are directly impacted by it. The 2-1 majority decision also said citizens' constitutional
rights are not jeopardized by Puerto Rico's sodomy law.
In addition to Puerto Rico, 18 states have sodomy laws. The
specific natures of the laws vary, as do punishments. Under Puerto Rico's law, private,
consensual sexual intercourse between people of the same sex -- as well as private,
consensual anal sex, regardless of whether it is homosexual or heterosexual -- is a
felony, punishable by up to $1,000 or 10 years in prison.
Puerto Rico's sodomy law violates the commonwealth and
federal constitutions by criminalizing private, consensual, non-commercial intimacy
between adults, the ACLU lawsuit contends. This ACLU argument has proven successful in
court challenges to sodomy laws in several states in recent years, including those in
Maryland, Georgia, Montana, Tennessee and Kentucky.
Last month, the ACLU urged the Louisiana Supreme Court to
overturn that state's sodomy law. A decision in that case (Smith v. Louisiana) is expected
soon. This summer, the ACLU will file a lawsuit seeking to overturn Minnesota's sodomy
law, which criminalizes private, consensual, non-commercial intimacy for heterosexual and
The Puerto Rico case is Sanchez, et al. v. Commonwealth of
Puerto Rico. In addition to Adams, Charles Hey Maestre and Nora Vargas Acosta, both of San
Juan, are attorneys in the case.
Schwab offers brochures to help people who lose a spouse
A story released today by PR Newswire
reports that Charles Schwab & Co., Inc., one

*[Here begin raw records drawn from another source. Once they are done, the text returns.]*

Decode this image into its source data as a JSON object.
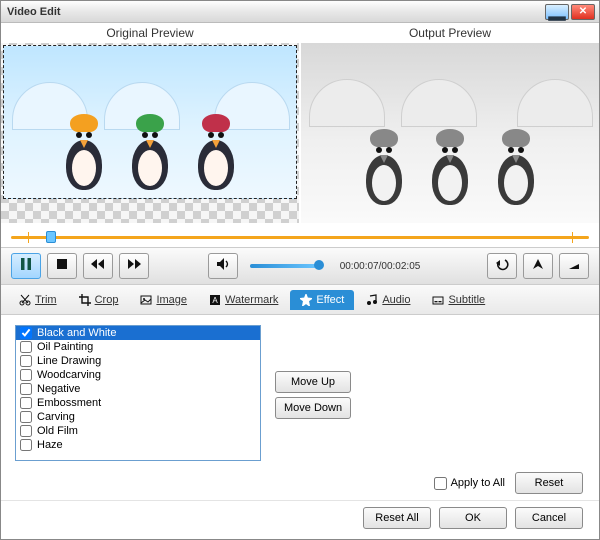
{
  "window": {
    "title": "Video Edit"
  },
  "previews": {
    "original_label": "Original Preview",
    "output_label": "Output Preview"
  },
  "playback": {
    "timecode": "00:00:07/00:02:05"
  },
  "tabs": {
    "items": [
      {
        "label": "Trim",
        "icon": "scissors-icon"
      },
      {
        "label": "Crop",
        "icon": "crop-icon"
      },
      {
        "label": "Image",
        "icon": "image-icon"
      },
      {
        "label": "Watermark",
        "icon": "text-icon"
      },
      {
        "label": "Effect",
        "icon": "star-icon"
      },
      {
        "label": "Audio",
        "icon": "music-note-icon"
      },
      {
        "label": "Subtitle",
        "icon": "subtitle-icon"
      }
    ],
    "active_index": 4
  },
  "effects": {
    "items": [
      "Black and White",
      "Oil Painting",
      "Line Drawing",
      "Woodcarving",
      "Negative",
      "Embossment",
      "Carving",
      "Old Film",
      "Haze"
    ],
    "selected_index": 0,
    "checked": [
      true,
      false,
      false,
      false,
      false,
      false,
      false,
      false,
      false
    ],
    "move_up_label": "Move Up",
    "move_down_label": "Move Down"
  },
  "footer": {
    "apply_to_all_label": "Apply to All",
    "reset_label": "Reset",
    "reset_all_label": "Reset All",
    "ok_label": "OK",
    "cancel_label": "Cancel"
  }
}
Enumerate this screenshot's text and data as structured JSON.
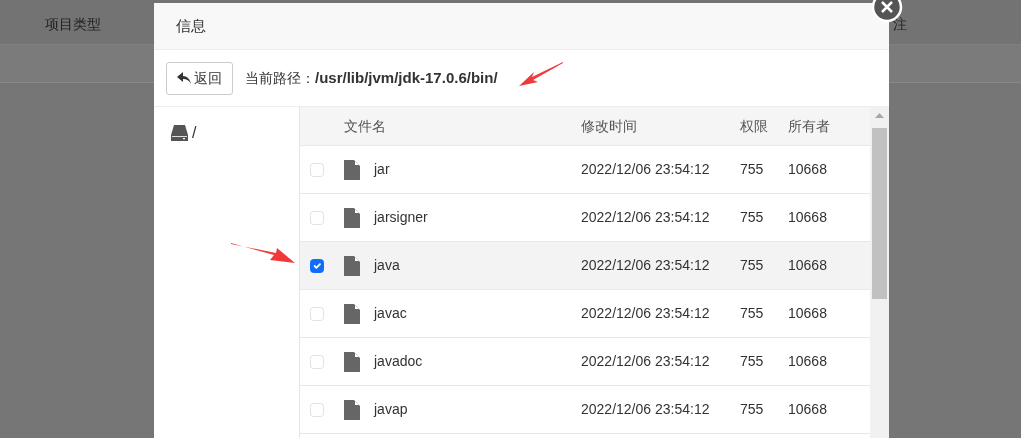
{
  "background": {
    "columns": [
      "项目类型",
      "注"
    ]
  },
  "dialog": {
    "title": "信息",
    "back_button": "返回",
    "path_label": "当前路径：",
    "path": "/usr/lib/jvm/jdk-17.0.6/bin/",
    "sidebar": {
      "items": [
        {
          "label": "/"
        }
      ]
    },
    "table": {
      "columns": [
        "文件名",
        "修改时间",
        "权限",
        "所有者"
      ],
      "rows": [
        {
          "name": "jar",
          "modified": "2022/12/06 23:54:12",
          "permissions": "755",
          "owner": "10668",
          "selected": false
        },
        {
          "name": "jarsigner",
          "modified": "2022/12/06 23:54:12",
          "permissions": "755",
          "owner": "10668",
          "selected": false
        },
        {
          "name": "java",
          "modified": "2022/12/06 23:54:12",
          "permissions": "755",
          "owner": "10668",
          "selected": true
        },
        {
          "name": "javac",
          "modified": "2022/12/06 23:54:12",
          "permissions": "755",
          "owner": "10668",
          "selected": false
        },
        {
          "name": "javadoc",
          "modified": "2022/12/06 23:54:12",
          "permissions": "755",
          "owner": "10668",
          "selected": false
        },
        {
          "name": "javap",
          "modified": "2022/12/06 23:54:12",
          "permissions": "755",
          "owner": "10668",
          "selected": false
        }
      ]
    }
  }
}
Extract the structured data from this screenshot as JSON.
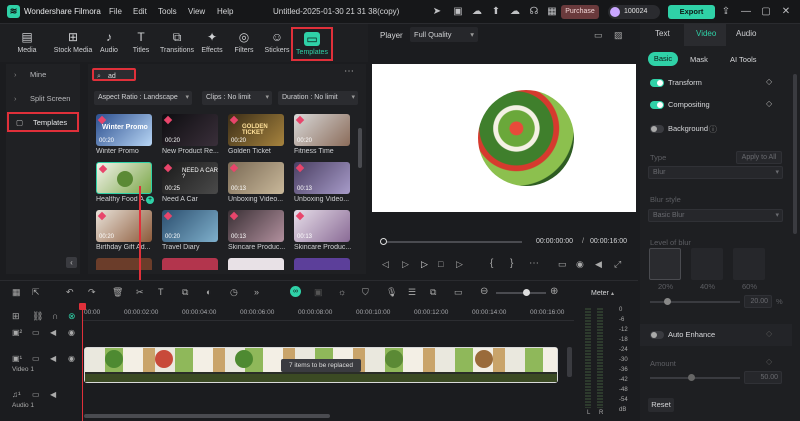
{
  "app": {
    "name": "Wondershare Filmora",
    "project_title": "Untitled-2025-01-30 21 31 38(copy)"
  },
  "menu": [
    "File",
    "Edit",
    "Tools",
    "View",
    "Help"
  ],
  "topbar": {
    "purchase": "Purchase",
    "credits": "100024",
    "export": "Export"
  },
  "media_tabs": [
    "Media",
    "Stock Media",
    "Audio",
    "Titles",
    "Transitions",
    "Effects",
    "Filters",
    "Stickers",
    "Templates"
  ],
  "sidebar": {
    "items": [
      "Mine",
      "Split Screen",
      "Templates"
    ]
  },
  "search": {
    "value": "ad"
  },
  "filters": {
    "aspect": "Aspect Ratio : Landscape",
    "clips": "Clips : No limit",
    "duration": "Duration : No limit"
  },
  "templates": [
    {
      "label": "Winter Promo",
      "duration": "00:20",
      "overlay": "Winter Promo"
    },
    {
      "label": "New Product Re...",
      "duration": "00:20",
      "overlay": ""
    },
    {
      "label": "Golden Ticket",
      "duration": "00:20",
      "overlay": "GOLDEN TICKET"
    },
    {
      "label": "Fitness Time",
      "duration": "00:20",
      "overlay": ""
    },
    {
      "label": "Healthy Food A...",
      "duration": "",
      "overlay": ""
    },
    {
      "label": "Need A Car",
      "duration": "00:25",
      "overlay": "NEED A CAR ?"
    },
    {
      "label": "Unboxing Video...",
      "duration": "00:13",
      "overlay": ""
    },
    {
      "label": "Unboxing Video...",
      "duration": "00:13",
      "overlay": ""
    },
    {
      "label": "Birthday Gift Ad...",
      "duration": "00:20",
      "overlay": ""
    },
    {
      "label": "Travel Diary",
      "duration": "00:20",
      "overlay": ""
    },
    {
      "label": "Skincare Produc...",
      "duration": "00:13",
      "overlay": ""
    },
    {
      "label": "Skincare Produc...",
      "duration": "00:13",
      "overlay": ""
    }
  ],
  "player": {
    "label": "Player",
    "quality": "Full Quality",
    "current_time": "00:00:00:00",
    "total_time": "00:00:16:00"
  },
  "right_panel": {
    "tabs": [
      "Text",
      "Video",
      "Audio"
    ],
    "subtabs": [
      "Basic",
      "Mask",
      "AI Tools"
    ],
    "transform": "Transform",
    "compositing": "Compositing",
    "background": "Background",
    "type_label": "Type",
    "apply_all": "Apply to All",
    "type_value": "Blur",
    "blur_style_label": "Blur style",
    "blur_style_value": "Basic Blur",
    "blur_level_label": "Level of blur",
    "blur_levels": [
      "20%",
      "40%",
      "60%"
    ],
    "blur_value": "20.00",
    "blur_unit": "%",
    "auto_enhance": "Auto Enhance",
    "amount_label": "Amount",
    "amount_value": "50.00",
    "reset": "Reset"
  },
  "timeline": {
    "ticks": [
      "00:00",
      "00:00:02:00",
      "00:00:04:00",
      "00:00:06:00",
      "00:00:08:00",
      "00:00:10:00",
      "00:00:12:00",
      "00:00:14:00",
      "00:00:16:00"
    ],
    "tooltip": "7 items to be replaced",
    "video_track": "Video 1",
    "audio_track": "Audio 1",
    "meter_label": "Meter",
    "meter_scale": [
      "0",
      "-6",
      "-12",
      "-18",
      "-24",
      "-30",
      "-36",
      "-42",
      "-48",
      "-54",
      "dB"
    ],
    "meter_lr": [
      "L",
      "R"
    ]
  },
  "colors": {
    "accent": "#2fd1a7",
    "highlight": "#e0303a",
    "purchase": "#6a3a3c"
  }
}
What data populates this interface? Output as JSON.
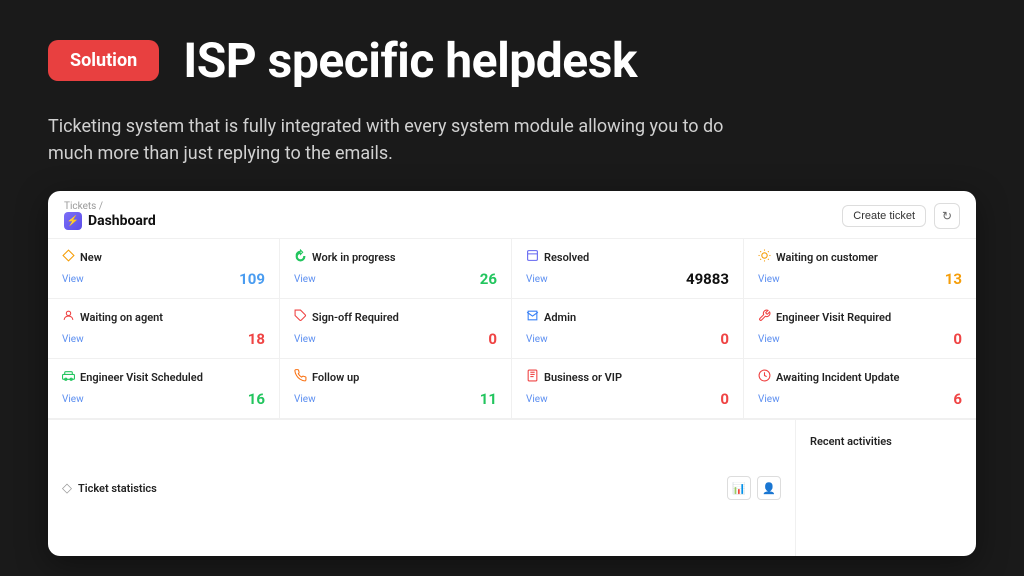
{
  "badge": {
    "label": "Solution"
  },
  "hero": {
    "title": "ISP specific helpdesk",
    "subtitle": "Ticketing system that is fully integrated with every system module allowing you to do much more than just replying to the emails."
  },
  "dashboard": {
    "breadcrumb": "Tickets /",
    "title": "Dashboard",
    "create_ticket_label": "Create ticket",
    "refresh_icon": "↻",
    "stats": [
      {
        "icon": "◇",
        "label": "New",
        "view": "View",
        "count": "109",
        "count_class": "count-blue",
        "icon_color": "#f59e0b"
      },
      {
        "icon": "⟳",
        "label": "Work in progress",
        "view": "View",
        "count": "26",
        "count_class": "count-green",
        "icon_color": "#22c55e"
      },
      {
        "icon": "⊡",
        "label": "Resolved",
        "view": "View",
        "count": "49883",
        "count_class": "count-dark",
        "icon_color": "#6366f1"
      },
      {
        "icon": "☀",
        "label": "Waiting on customer",
        "view": "View",
        "count": "13",
        "count_class": "count-orange",
        "icon_color": "#f59e0b"
      },
      {
        "icon": "👤",
        "label": "Waiting on agent",
        "view": "View",
        "count": "18",
        "count_class": "count-red",
        "icon_color": "#ef4444"
      },
      {
        "icon": "🏷",
        "label": "Sign-off Required",
        "view": "View",
        "count": "0",
        "count_class": "count-red",
        "icon_color": "#ef4444"
      },
      {
        "icon": "✉",
        "label": "Admin",
        "view": "View",
        "count": "0",
        "count_class": "count-red",
        "icon_color": "#3b82f6"
      },
      {
        "icon": "🔧",
        "label": "Engineer Visit Required",
        "view": "View",
        "count": "0",
        "count_class": "count-red",
        "icon_color": "#ef4444"
      },
      {
        "icon": "🚗",
        "label": "Engineer Visit Scheduled",
        "view": "View",
        "count": "16",
        "count_class": "count-green",
        "icon_color": "#22c55e"
      },
      {
        "icon": "📞",
        "label": "Follow up",
        "view": "View",
        "count": "11",
        "count_class": "count-green",
        "icon_color": "#f97316"
      },
      {
        "icon": "📋",
        "label": "Business or VIP",
        "view": "View",
        "count": "0",
        "count_class": "count-red",
        "icon_color": "#ef4444"
      },
      {
        "icon": "⏰",
        "label": "Awaiting Incident Update",
        "view": "View",
        "count": "6",
        "count_class": "count-red",
        "icon_color": "#ef4444"
      }
    ],
    "ticket_stats_label": "Ticket statistics",
    "recent_activities_label": "Recent activities",
    "chart_icon": "📊",
    "user_icon": "👤"
  }
}
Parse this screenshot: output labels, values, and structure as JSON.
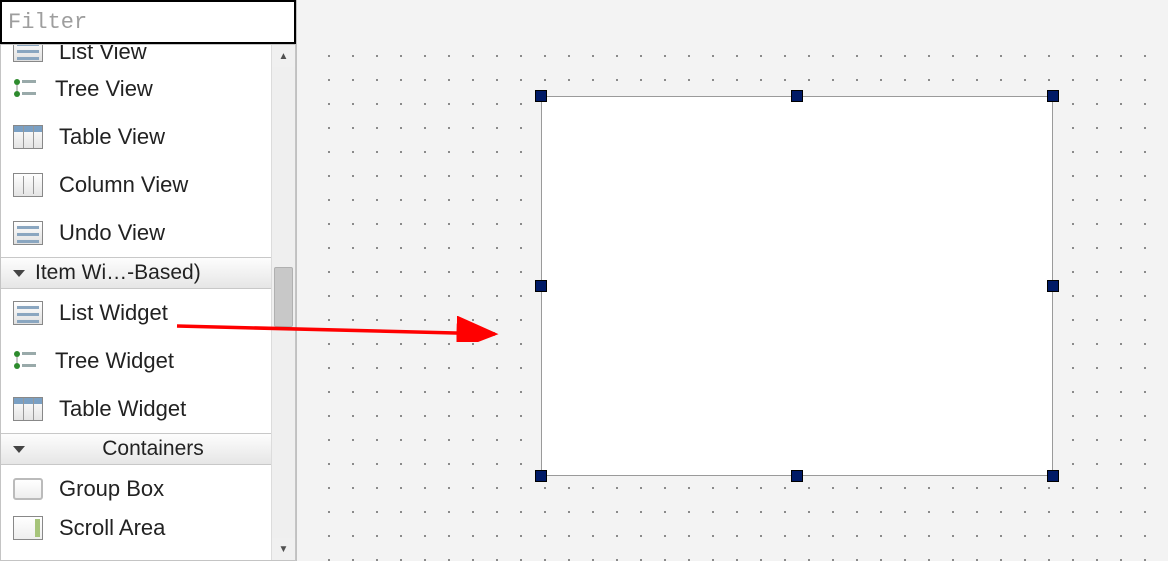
{
  "filter": {
    "placeholder": "Filter"
  },
  "widgetbox": {
    "section_itemviews_partial_label": "List View",
    "itemviews": [
      {
        "label": "Tree View",
        "icon": "tree"
      },
      {
        "label": "Table View",
        "icon": "table"
      },
      {
        "label": "Column View",
        "icon": "columns"
      },
      {
        "label": "Undo View",
        "icon": "list"
      }
    ],
    "section_itemwidgets_label": "Item Wi…-Based)",
    "itemwidgets": [
      {
        "label": "List Widget",
        "icon": "list"
      },
      {
        "label": "Tree Widget",
        "icon": "tree"
      },
      {
        "label": "Table Widget",
        "icon": "table"
      }
    ],
    "section_containers_label": "Containers",
    "containers": [
      {
        "label": "Group Box",
        "icon": "groupbox"
      },
      {
        "label": "Scroll Area",
        "icon": "scrollarea"
      }
    ]
  },
  "annotation": {
    "arrow_color": "#ff0000"
  },
  "canvas": {
    "selected_widget": "List Widget",
    "handle_color": "#001a66"
  }
}
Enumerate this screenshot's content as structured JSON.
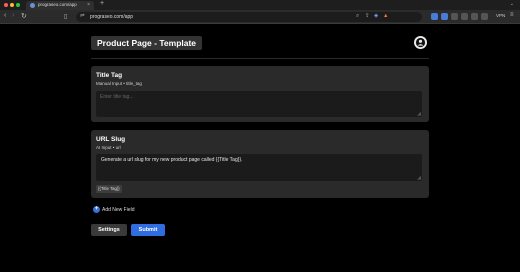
{
  "browser": {
    "tab_title": "prograseo.com/app",
    "tab_close": "×",
    "new_tab": "+",
    "url": "prograseo.com/app",
    "vpn_label": "VPN",
    "traffic_lights": [
      "#ff5f57",
      "#febc2e",
      "#28c840"
    ]
  },
  "page": {
    "title": "Product Page - Template"
  },
  "cards": [
    {
      "label": "Title Tag",
      "subtitle": "Manual Input • title_tag",
      "placeholder": "Enter title tag...",
      "value": ""
    },
    {
      "label": "URL Slug",
      "subtitle": "AI Input • url",
      "value": "Generate a url slug for my new product page called {{Title Tag}}.",
      "chip": "{{Title Tag}}"
    }
  ],
  "actions": {
    "add_field_icon": "+",
    "add_field_label": "Add New Field",
    "settings_label": "Settings",
    "submit_label": "Submit"
  },
  "colors": {
    "accent": "#2f6de0",
    "page_bg": "#000000",
    "card_bg": "#2a2a2a"
  }
}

of the nation's leading financial services firms, has introduced the first two brochure
guides in a new series designed to provide a compass for navigating through transitional
"Before and After Divorce" and
"Loss of a Spouse" each call attention to the personal, financial, and legal
details a person may wish to consider, and offer guidance for taking the next steps.
"We know that life events like
divorce and death trigger the need for financial help for a lot of people," said
Carrie Schwab Pomerantz, vice president of consumer education and daughter of company
founder, Chairman, and Co-CEO Charles Schwab. "While death and divorce are difficult
for men and women alike, these events can have a particularly devastating impact on
women," she added. "Too often, women find themselves in a position where they
have to take control of the family finances -- and they're just not prepared. It's our
goal to help ease the burden of some of these events by providing information, support,
and objective advice."
Although the guides are available to
anyone, Pomerantz expects that the majority of requests will come from women. According to
studies by the National Center for Women and Retirement Research, approximately half of
all new marriages in the United States end in divorce, and, for those marriages that do
last, the average age of widowhood is only 56. Eleven out of 12 individuals who have lost
a spouse are women.
For further information, contact Sarah Bulgatz of Charles Schwab
& Co., Inc., 415-636-5940, or firstname.lastname@example.org
AASP leaders to speak at ACLU meeting
The most recent issue of "Open Forum" has announced
that leaders of the American Association for Single People will be the guest speakers at
the June meeting of the Singles chapter of the ACLU.
Open Forum is the official newsletter of the ACLU of Southern
Speakers will be Dr. Nora Baladerian, President of AASP, and
Thomas F. Coleman, the group's executive director. The topic will be "Civil
Liberties for Singles."
The meeting will be held at 7:30 p.m. on June 15 at the
Westside Pavilion community room C, 10800 W. Pico Blvd., West Los Angeles. Call Dean
for more details at (310) 392-7149.